> _PROVIDED DATA_
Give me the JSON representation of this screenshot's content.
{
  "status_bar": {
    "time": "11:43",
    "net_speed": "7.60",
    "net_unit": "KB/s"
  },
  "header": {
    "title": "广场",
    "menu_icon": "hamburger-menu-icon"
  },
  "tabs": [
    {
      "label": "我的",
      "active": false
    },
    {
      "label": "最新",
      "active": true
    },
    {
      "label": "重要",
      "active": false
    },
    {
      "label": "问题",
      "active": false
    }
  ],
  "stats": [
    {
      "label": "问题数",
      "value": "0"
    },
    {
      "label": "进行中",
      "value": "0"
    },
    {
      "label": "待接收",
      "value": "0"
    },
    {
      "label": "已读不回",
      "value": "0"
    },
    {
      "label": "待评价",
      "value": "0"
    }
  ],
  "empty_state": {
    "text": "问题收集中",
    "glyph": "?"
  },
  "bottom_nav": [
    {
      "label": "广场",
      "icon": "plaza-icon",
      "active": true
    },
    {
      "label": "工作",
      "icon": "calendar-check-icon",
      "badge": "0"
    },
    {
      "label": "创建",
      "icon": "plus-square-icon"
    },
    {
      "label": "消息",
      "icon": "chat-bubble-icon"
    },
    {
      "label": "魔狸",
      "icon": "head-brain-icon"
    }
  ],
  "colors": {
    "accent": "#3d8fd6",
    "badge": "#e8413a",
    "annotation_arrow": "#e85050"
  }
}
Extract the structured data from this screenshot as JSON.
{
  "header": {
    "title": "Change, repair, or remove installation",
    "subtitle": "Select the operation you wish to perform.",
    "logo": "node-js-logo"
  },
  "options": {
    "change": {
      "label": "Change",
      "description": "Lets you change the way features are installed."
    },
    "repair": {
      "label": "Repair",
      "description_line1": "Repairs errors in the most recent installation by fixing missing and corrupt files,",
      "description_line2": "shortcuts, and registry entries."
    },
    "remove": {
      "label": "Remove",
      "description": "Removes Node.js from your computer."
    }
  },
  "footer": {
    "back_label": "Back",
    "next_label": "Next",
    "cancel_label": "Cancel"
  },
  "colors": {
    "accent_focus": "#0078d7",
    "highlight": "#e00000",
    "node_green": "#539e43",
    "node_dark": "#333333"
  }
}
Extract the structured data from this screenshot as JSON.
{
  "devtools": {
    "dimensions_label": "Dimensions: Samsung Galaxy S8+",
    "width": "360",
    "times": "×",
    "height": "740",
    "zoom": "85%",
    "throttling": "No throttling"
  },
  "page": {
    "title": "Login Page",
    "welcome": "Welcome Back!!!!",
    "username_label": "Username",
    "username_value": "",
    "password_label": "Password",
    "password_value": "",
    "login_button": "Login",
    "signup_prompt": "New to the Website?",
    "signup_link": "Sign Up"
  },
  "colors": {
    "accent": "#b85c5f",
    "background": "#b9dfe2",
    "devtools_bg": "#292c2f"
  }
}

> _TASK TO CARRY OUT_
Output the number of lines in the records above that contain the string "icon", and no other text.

> _ANSWER SECTION_
6